Scottish poetry has moved on quite considerably since the days of Robert Burns. We now have rebels like Tom Leonard bucking the establishment in all sorts of ways including in terms of prescriptive linguistics.Scottish poetry has really moved away from the rut it was stuck in for many years post-Burns ,an era which produced many an imitator for better or for worse(Mostly the worse). Scottish poetry retains many similar aims and themes as our national Bard did but now explores them in a modern context.
My favourite recent discovery of one such poet is Rab Wilson. Rab Wilson was born in New Cumnock,Ayrshire(Burns country) in 1960 and in a lot of ways embodies a mix of modern Scottish concerns with a spice of the Burns spirit.
His poetry often speaks of the devastation and sense of hopelessness left in Scotland after the shutting down of the pits in the wake of the miners strike of 1984.The Miners fought galliantly against the beast of Thatcherism but a victory over the tories, they didn’t come to see. Instead future Scottish generations live in the shadow of those decisions and many communities still ache with hurt and burn with fury with what happened then. For some there is no future.It was all their life was and to them the fact their community has lost industries like coal mining or in other cases ship building(most famously on the Clyde)
Rab Wilson had seen both aspects to that historical era being from a mining village himself, working in the pits and striking with the rest.His poems convey the sense of hollowness and mourning in these preceding years. He takes it as a major theme, even devoting a series of poems to versifying the words of ex miners from around Scotland.
Rab Wilson is first and foremost a poet of the working class. Not content to sit on his arse and pen from his chair ,he’s been known to get himself involved in a range of socialist causes and champion the workers wherever he goes for example speaking in favourite of keeping Johnnie walker in it’s traditional location in Kilmarnock to preserve the working people’s jobs.
His adds his voice to a number of very working class poets who are critical of the safe convenient establishment middle class poetry of your average poet. He aims to speak to your average person and cover topics that would make sense to them(generally).
Rab could be called a modern ‘makar’.He has brought the Scots from Burns and others into the modern day, he shows it isn’t and never was dead. He speaks and writes in scots because it is the person on the streets tongue and one most people in Scotland identify with.More important it’s the working class voice.Rab Wilson’s a great talent for my country and I hope he continues to do what he does best.He’s an innovator and literary dynamite in a flotsam of typically bland safe unpolitical cliché poetry in many sectors in modern poetry.
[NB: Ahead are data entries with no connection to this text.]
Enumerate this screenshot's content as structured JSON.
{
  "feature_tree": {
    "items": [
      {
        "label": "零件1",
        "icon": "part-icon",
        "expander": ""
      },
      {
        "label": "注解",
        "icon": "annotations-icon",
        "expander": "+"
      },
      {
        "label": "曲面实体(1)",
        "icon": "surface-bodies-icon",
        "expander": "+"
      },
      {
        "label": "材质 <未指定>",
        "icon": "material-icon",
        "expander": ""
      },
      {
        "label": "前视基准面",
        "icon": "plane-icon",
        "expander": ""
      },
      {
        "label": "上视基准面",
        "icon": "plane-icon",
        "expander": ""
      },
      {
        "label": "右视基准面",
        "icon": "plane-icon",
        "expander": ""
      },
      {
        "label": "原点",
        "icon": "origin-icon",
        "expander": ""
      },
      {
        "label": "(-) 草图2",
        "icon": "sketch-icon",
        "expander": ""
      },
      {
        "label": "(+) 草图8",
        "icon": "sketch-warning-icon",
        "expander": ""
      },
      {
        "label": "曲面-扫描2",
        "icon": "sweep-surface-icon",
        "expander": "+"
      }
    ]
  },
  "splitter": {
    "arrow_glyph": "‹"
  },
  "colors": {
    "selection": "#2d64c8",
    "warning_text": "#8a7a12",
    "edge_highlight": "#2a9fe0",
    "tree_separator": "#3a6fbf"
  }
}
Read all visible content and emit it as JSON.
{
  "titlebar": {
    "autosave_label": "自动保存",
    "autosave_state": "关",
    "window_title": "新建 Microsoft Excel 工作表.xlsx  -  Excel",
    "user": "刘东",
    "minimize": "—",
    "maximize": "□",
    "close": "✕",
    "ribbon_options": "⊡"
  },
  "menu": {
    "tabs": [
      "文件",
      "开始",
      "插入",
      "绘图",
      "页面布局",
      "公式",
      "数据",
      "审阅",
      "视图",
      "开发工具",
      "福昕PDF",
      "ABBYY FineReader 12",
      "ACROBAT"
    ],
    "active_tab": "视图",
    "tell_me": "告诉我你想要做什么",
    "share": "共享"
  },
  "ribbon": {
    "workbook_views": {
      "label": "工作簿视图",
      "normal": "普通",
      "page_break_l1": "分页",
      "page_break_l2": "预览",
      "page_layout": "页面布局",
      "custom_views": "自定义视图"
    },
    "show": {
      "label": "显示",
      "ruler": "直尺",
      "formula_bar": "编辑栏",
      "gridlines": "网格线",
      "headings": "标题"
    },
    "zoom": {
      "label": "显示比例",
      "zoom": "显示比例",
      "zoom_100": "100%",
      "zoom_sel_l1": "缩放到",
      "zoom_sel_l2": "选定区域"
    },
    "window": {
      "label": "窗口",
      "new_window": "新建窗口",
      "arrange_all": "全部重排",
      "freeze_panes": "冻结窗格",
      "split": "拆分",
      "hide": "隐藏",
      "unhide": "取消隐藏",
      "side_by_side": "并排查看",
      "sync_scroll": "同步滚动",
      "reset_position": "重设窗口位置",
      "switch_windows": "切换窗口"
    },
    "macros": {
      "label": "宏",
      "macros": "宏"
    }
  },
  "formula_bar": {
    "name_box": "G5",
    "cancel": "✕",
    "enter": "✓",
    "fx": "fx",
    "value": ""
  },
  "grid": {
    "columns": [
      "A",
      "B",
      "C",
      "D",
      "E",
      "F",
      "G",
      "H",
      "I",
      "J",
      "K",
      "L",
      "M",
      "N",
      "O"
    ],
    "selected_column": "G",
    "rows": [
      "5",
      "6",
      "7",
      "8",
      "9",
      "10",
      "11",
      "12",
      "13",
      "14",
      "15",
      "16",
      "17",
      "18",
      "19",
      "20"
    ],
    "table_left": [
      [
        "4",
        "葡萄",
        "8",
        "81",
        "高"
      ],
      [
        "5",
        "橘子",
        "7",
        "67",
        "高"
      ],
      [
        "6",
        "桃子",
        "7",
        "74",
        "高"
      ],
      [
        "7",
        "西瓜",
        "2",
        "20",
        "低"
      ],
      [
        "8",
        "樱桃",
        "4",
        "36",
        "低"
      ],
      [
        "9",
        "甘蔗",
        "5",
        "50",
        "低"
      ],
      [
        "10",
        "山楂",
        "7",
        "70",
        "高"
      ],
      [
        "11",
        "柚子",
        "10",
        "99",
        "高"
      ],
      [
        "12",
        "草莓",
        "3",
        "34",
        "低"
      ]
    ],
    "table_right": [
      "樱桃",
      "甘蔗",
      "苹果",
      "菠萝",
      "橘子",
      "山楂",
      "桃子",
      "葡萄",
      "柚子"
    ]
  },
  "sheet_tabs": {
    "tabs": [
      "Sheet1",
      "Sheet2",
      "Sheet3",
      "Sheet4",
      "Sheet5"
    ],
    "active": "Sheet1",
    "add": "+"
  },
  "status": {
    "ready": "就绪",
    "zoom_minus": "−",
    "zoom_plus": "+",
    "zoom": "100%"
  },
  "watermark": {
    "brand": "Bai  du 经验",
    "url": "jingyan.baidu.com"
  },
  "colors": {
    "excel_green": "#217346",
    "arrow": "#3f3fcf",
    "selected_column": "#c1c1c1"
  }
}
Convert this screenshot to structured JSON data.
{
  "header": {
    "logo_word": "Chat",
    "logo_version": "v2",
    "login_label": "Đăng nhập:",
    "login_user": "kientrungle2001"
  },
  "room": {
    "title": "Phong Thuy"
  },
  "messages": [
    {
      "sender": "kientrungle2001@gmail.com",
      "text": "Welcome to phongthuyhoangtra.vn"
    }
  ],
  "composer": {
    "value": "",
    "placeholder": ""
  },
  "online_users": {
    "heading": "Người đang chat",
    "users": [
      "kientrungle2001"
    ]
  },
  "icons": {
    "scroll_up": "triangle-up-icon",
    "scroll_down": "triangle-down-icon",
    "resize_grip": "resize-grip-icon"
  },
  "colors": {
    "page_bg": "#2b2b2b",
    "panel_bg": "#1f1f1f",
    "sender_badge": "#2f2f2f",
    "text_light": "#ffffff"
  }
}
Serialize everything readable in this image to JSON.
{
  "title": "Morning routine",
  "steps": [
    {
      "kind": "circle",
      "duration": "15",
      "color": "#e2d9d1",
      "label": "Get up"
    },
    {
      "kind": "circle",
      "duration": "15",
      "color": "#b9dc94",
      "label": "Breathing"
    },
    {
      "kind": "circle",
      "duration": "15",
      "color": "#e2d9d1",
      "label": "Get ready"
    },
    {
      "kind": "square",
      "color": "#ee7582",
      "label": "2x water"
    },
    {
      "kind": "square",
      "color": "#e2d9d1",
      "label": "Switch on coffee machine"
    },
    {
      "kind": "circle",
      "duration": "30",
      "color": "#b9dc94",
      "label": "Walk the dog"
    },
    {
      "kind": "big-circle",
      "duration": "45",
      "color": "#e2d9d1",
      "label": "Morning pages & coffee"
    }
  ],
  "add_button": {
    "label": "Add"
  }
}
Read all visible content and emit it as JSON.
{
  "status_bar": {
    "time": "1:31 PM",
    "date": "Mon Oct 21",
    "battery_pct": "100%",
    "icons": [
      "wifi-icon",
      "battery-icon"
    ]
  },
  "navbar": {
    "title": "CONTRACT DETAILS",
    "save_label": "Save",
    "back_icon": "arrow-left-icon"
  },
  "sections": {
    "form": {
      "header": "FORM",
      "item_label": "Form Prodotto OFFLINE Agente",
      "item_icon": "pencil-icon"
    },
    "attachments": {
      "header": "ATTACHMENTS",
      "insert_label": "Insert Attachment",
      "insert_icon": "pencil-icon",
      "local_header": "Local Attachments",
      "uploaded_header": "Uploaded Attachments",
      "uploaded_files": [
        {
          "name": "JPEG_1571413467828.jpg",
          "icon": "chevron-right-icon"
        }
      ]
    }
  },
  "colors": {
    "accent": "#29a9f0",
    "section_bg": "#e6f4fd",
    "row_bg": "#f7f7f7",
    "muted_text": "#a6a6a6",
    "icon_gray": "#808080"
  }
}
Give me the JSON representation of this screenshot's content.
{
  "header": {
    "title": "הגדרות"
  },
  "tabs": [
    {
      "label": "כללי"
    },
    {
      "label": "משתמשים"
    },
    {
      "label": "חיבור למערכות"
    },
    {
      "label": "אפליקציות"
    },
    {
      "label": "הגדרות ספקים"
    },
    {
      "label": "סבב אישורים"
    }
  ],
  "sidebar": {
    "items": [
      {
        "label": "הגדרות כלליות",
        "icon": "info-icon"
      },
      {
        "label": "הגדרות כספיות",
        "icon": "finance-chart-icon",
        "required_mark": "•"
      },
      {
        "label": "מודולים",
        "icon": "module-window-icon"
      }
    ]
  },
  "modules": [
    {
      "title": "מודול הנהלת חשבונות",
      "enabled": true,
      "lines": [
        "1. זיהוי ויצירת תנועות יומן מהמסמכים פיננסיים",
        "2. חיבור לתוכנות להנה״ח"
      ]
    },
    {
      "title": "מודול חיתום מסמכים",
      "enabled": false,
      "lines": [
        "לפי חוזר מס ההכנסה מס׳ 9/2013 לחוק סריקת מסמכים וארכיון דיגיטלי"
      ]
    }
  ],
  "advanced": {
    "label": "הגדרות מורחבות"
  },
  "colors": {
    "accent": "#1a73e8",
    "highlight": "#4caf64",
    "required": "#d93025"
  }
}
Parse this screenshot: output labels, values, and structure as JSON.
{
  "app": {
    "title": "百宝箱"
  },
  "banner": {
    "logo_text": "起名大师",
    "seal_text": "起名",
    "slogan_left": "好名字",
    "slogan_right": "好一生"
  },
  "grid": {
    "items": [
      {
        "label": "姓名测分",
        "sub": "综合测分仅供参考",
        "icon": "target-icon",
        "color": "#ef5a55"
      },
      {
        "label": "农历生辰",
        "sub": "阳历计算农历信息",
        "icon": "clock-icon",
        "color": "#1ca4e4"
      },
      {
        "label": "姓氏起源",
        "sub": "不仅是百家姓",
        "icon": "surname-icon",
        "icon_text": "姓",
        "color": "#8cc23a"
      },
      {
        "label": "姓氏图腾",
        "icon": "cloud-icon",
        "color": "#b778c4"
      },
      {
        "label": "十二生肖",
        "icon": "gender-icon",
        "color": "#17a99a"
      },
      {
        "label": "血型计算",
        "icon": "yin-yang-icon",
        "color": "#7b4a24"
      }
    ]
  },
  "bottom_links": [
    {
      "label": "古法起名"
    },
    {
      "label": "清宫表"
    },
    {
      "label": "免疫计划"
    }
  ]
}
“A different class o fowk,an ah mean it,
A place ye’d nevvir tae ask fir a haun.
In this world nou they’d stab their ain brither!
Doun there ye looked eftir yin anither.
(From his series Somewhaur in the Daurk,sonnets inspired by the Miners Strike of 1984-1985)